### Work to complete
Reproduce the records below exactly as shown.

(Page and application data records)
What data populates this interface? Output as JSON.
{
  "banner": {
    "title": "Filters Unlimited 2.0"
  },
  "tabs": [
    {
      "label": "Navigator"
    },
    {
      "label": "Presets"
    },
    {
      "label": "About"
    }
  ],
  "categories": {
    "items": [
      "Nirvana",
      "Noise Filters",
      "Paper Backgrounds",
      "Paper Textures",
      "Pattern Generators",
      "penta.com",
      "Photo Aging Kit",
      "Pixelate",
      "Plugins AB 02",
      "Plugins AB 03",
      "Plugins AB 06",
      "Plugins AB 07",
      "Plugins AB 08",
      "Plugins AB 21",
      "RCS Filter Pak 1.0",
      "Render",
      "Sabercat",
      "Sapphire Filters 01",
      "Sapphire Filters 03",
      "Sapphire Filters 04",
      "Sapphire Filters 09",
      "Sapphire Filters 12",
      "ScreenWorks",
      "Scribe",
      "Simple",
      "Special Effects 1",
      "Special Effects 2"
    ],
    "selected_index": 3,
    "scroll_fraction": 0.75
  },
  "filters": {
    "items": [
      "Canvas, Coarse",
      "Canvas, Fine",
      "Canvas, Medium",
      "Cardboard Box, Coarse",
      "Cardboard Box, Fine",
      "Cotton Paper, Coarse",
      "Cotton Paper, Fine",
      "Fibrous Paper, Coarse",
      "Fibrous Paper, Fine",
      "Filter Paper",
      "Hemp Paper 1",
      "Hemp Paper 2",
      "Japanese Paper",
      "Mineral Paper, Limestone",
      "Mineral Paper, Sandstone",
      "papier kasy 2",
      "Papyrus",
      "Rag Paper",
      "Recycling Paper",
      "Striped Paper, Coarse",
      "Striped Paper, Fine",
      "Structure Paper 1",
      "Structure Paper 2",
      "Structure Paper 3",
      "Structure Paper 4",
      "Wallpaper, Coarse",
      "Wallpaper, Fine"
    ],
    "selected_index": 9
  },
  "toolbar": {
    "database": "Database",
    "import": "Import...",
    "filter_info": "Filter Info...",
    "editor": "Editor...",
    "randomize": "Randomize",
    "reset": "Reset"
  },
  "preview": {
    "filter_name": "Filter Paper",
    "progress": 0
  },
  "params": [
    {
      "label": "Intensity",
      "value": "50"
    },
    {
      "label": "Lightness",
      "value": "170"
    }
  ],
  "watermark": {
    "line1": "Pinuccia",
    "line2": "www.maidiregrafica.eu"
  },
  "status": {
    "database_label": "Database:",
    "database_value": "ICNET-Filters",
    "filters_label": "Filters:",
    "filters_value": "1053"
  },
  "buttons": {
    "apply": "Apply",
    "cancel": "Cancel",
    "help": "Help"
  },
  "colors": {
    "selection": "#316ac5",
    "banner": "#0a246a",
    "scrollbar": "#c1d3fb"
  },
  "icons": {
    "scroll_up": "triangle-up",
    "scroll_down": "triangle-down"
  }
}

### Finished task
What data populates this interface? Output as JSON.
{
  "banner": {
    "title": "Filters Unlimited 2.0"
  },
  "tabs": [
    {
      "label": "Navigator"
    },
    {
      "label": "Presets"
    },
    {
      "label": "About"
    }
  ],
  "categories": {
    "items": [
      "Nirvana",
      "Noise Filters",
      "Paper Backgrounds",
      "Paper Textures",
      "Pattern Generators",
      "penta.com",
      "Photo Aging Kit",
      "Pixelate",
      "Plugins AB 02",
      "Plugins AB 03",
      "Plugins AB 06",
      "Plugins AB 07",
      "Plugins AB 08",
      "Plugins AB 21",
      "RCS Filter Pak 1.0",
      "Render",
      "Sabercat",
      "Sapphire Filters 01",
      "Sapphire Filters 03",
      "Sapphire Filters 04",
      "Sapphire Filters 09",
      "Sapphire Filters 12",
      "ScreenWorks",
      "Scribe",
      "Simple",
      "Special Effects 1",
      "Special Effects 2"
    ],
    "selected_index": 3,
    "scroll_fraction": 0.75
  },
  "filters": {
    "items": [
      "Canvas, Coarse",
      "Canvas, Fine",
      "Canvas, Medium",
      "Cardboard Box, Coarse",
      "Cardboard Box, Fine",
      "Cotton Paper, Coarse",
      "Cotton Paper, Fine",
      "Fibrous Paper, Coarse",
      "Fibrous Paper, Fine",
      "Filter Paper",
      "Hemp Paper 1",
      "Hemp Paper 2",
      "Japanese Paper",
      "Mineral Paper, Limestone",
      "Mineral Paper, Sandstone",
      "papier kasy 2",
      "Papyrus",
      "Rag Paper",
      "Recycling Paper",
      "Striped Paper, Coarse",
      "Striped Paper, Fine",
      "Structure Paper 1",
      "Structure Paper 2",
      "Structure Paper 3",
      "Structure Paper 4",
      "Wallpaper, Coarse",
      "Wallpaper, Fine"
    ],
    "selected_index": 9
  },
  "toolbar": {
    "database": "Database",
    "import": "Import...",
    "filter_info": "Filter Info...",
    "editor": "Editor...",
    "randomize": "Randomize",
    "reset": "Reset"
  },
  "preview": {
    "filter_name": "Filter Paper",
    "progress": 0
  },
  "params": [
    {
      "label": "Intensity",
      "value": "50"
    },
    {
      "label": "Lightness",
      "value": "170"
    }
  ],
  "watermark": {
    "line1": "Pinuccia",
    "line2": "www.maidiregrafica.eu"
  },
  "status": {
    "database_label": "Database:",
    "database_value": "ICNET-Filters",
    "filters_label": "Filters:",
    "filters_value": "1053"
  },
  "buttons": {
    "apply": "Apply",
    "cancel": "Cancel",
    "help": "Help"
  },
  "colors": {
    "selection": "#316ac5",
    "banner": "#0a246a",
    "scrollbar": "#c1d3fb"
  },
  "icons": {
    "scroll_up": "triangle-up",
    "scroll_down": "triangle-down"
  }
}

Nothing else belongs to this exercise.